import {TranslateLoader, TranslateModule} from '@ngx-translate/core';
import {TranslateHttpLoader} from '@ngx-translate/http-loader';
import {HttpClient, HttpClientModule} from '@angular/common/http';
 
Don’t forget to include HttpClientModule and TranslateModule like this:
 
HttpClientModule,
TranslateModule.forRoot({
	loader: {
		provide: TranslateLoader,
		useFactory: HttpFactory,
		deps: [HttpClient]
	}
})],
 
or for a better idea:
 
import { NgModule } from '@angular/core';
import { BrowserModule } from '@angular/platform-browser';
import { RouteReuseStrategy } from '@angular/router';

import { IonicModule, IonicRouteStrategy } from '@ionic/angular';
import { SplashScreen } from '@ionic-native/splash-screen/ngx';
import { StatusBar } from '@ionic-native/status-bar/ngx';

import { AppComponent } from './app.component';
import { AppRoutingModule } from './app-routing.module';

import {TranslateLoader, TranslateModule} from '@ngx-translate/core';
import {TranslateHttpLoader} from '@ngx-translate/http-loader';
import {HttpClient, HttpClientModule} from '@angular/common/http';

@NgModule({
  declarations: [AppComponent],
  entryComponents: [],
  imports: [BrowserModule, 
            IonicModule.forRoot(), 
            AppRoutingModule, 
	        HttpClientModule,
	        TranslateModule.forRoot({
	            loader: {
	                provide: TranslateLoader,
	                useFactory: HttpFactory,
	                deps: [HttpClient]
	            }
	        })],
  providers: [
    StatusBar,
    SplashScreen,
    { provide: RouteReuseStrategy, useClass: IonicRouteStrategy }
  ],
  bootstrap: [AppComponent]
})
export class AppModule {}

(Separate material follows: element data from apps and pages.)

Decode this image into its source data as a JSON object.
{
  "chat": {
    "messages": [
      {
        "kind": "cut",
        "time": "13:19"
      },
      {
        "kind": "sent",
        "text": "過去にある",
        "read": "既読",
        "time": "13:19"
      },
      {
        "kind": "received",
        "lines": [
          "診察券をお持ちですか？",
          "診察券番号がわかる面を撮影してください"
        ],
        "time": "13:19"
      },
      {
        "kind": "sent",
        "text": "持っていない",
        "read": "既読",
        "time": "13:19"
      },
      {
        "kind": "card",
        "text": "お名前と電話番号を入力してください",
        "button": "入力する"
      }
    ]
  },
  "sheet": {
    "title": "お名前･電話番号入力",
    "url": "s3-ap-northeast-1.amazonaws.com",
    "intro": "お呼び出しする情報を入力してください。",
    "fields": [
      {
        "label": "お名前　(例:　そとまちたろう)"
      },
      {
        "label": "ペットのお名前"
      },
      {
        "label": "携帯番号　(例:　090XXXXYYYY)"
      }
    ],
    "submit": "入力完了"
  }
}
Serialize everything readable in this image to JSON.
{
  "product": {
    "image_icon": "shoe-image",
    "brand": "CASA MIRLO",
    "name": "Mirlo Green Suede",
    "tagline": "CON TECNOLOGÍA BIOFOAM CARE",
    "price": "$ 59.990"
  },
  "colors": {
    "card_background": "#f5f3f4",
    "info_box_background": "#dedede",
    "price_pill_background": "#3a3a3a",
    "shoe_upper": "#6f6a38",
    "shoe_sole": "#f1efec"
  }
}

// important for "ahead of time" compilation
export function HttpFactory(http: HttpClient) {
    return new TranslateHttpLoader(http);

    /* If you want to change the default translations folder do it like this */

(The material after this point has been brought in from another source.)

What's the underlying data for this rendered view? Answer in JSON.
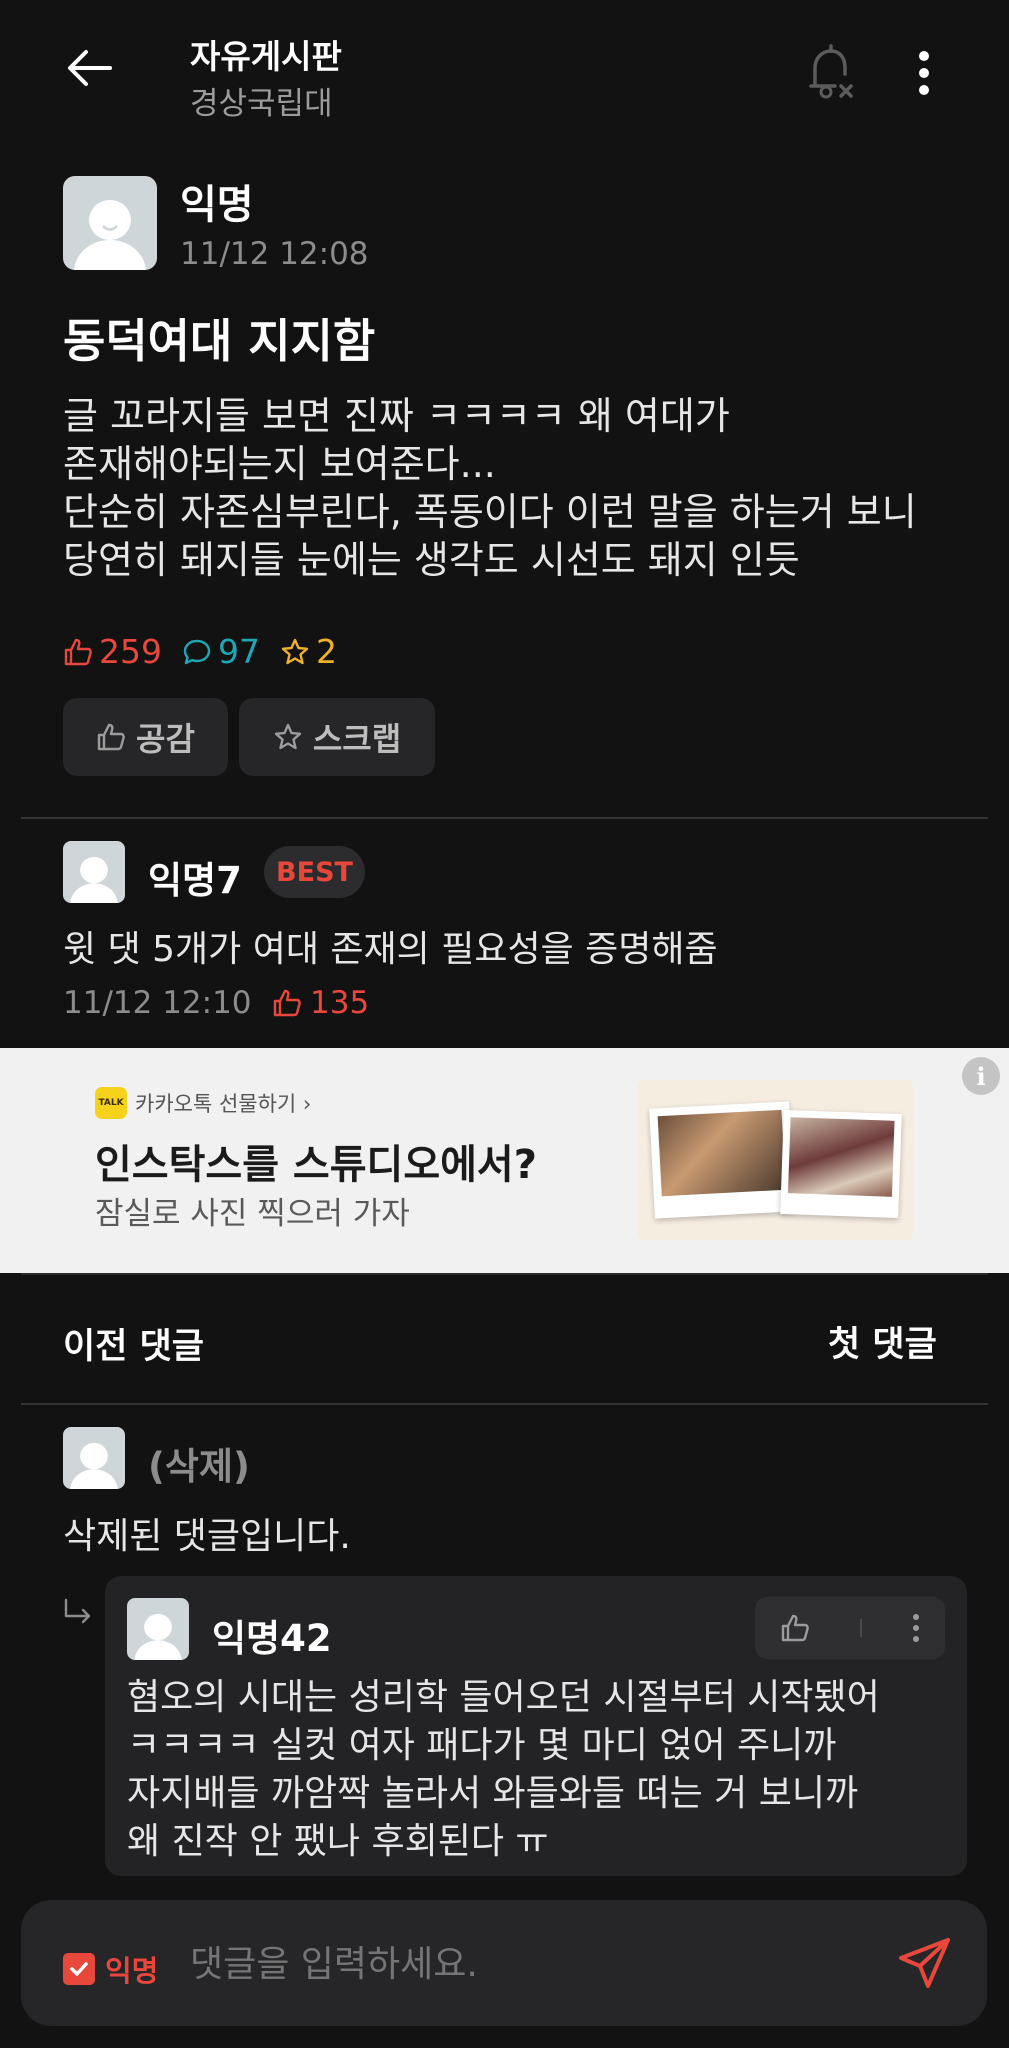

    //return new TranslateHttpLoader(http, './assets/i18mnh/', '.json');
}
 
You will also notice that TranslateModule useFactory property requires a loader factory service. This factory is called TranslateHttpLoader and it is used to load translations from "/assets/i18n/[lang].json" file. You can copy it from my example, you don’t even need to change it:
 
export function HttpLoaderFactory(http: HttpClient) {
    return new TranslateHttpLoader(http);
}
 
But, if you like a clean code you can move it into a separate Class file. Find more information here.
 
Now let’s initialize ngx-translate. First, in the app.component.ts, import TranslateService and include it into constructor. Finally initialize it:
 
import {TranslateService} from '@ngx-translate/core';
 
  constructor(
    private platform: Platform,
    private splashScreen: SplashScreen,
    private statusBar: StatusBar,
    private translateService: TranslateService
  ) {
    this.initializeApp();
  }

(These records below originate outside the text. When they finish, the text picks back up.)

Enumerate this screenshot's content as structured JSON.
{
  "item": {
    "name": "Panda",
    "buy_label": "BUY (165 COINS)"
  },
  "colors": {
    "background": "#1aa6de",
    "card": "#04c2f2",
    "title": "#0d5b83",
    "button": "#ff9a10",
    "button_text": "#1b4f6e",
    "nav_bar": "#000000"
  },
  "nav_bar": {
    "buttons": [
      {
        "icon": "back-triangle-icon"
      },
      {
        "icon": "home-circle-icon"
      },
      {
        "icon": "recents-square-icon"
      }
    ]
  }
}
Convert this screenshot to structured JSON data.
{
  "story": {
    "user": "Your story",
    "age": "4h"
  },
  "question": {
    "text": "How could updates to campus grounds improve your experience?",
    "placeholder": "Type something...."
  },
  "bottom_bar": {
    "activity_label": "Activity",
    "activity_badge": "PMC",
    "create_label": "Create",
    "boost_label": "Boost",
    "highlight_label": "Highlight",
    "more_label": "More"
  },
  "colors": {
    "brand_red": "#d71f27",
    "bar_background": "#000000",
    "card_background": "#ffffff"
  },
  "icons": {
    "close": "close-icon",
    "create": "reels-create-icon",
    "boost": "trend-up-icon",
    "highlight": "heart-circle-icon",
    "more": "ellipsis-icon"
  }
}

  initializeApp() {
    this.platform.ready().then(() => {
      this.statusBar.styleDefault();
      this.splashScreen.hide();
      this.translateService.setDefaultLang('en');       
    });
  }
 
We have also initialized English as our default language.
 
At this point, the library is up and running, and both languages are available to our application.
 
One last thing, we also need to import TranslateModule into every page module. In our case it’s home.module.ts:
 
import { TranslateModule } from '@ngx-translate/core';

import { HomePage } from './home.page';

@NgModule({
  imports: [
    CommonModule,
    FormsModule,
    IonicModule,
    TranslateModule,
    RouterModule.forChild([
      {
        path: '',
        component: HomePage
      }
    ])
  ],
  declarations: [HomePage]
})
export class HomePageModule {}
 
To showcase how translation works, I have created a simple HomePage. It will have two buttons for language switching and some text where we can see these changes:
 
<ion-header>
	<ion-toolbar>
		<ion-title>{{ 'PAGE_TITLE' | translate }}</ion-title>
	</ion-toolbar>
</ion-header>

<ion-content>
	<ion-segment (ionChange)="segmentChanged($event)">
		<ion-segment-button checked value="en" color="primary">
			<ion-label>{{ 'BUTTONS.btn_eng' | translate }}</ion-label>
		</ion-segment-button>
		<ion-segment-button value="hr">
			<ion-label>{{ 'BUTTONS.btn_cro' | translate }}</ion-label>
		</ion-segment-button>
	</ion-segment>
</ion-content>
 
As you can see, the used syntax is equal to old ng/ng2-translate implementation.
 
Continue to the next page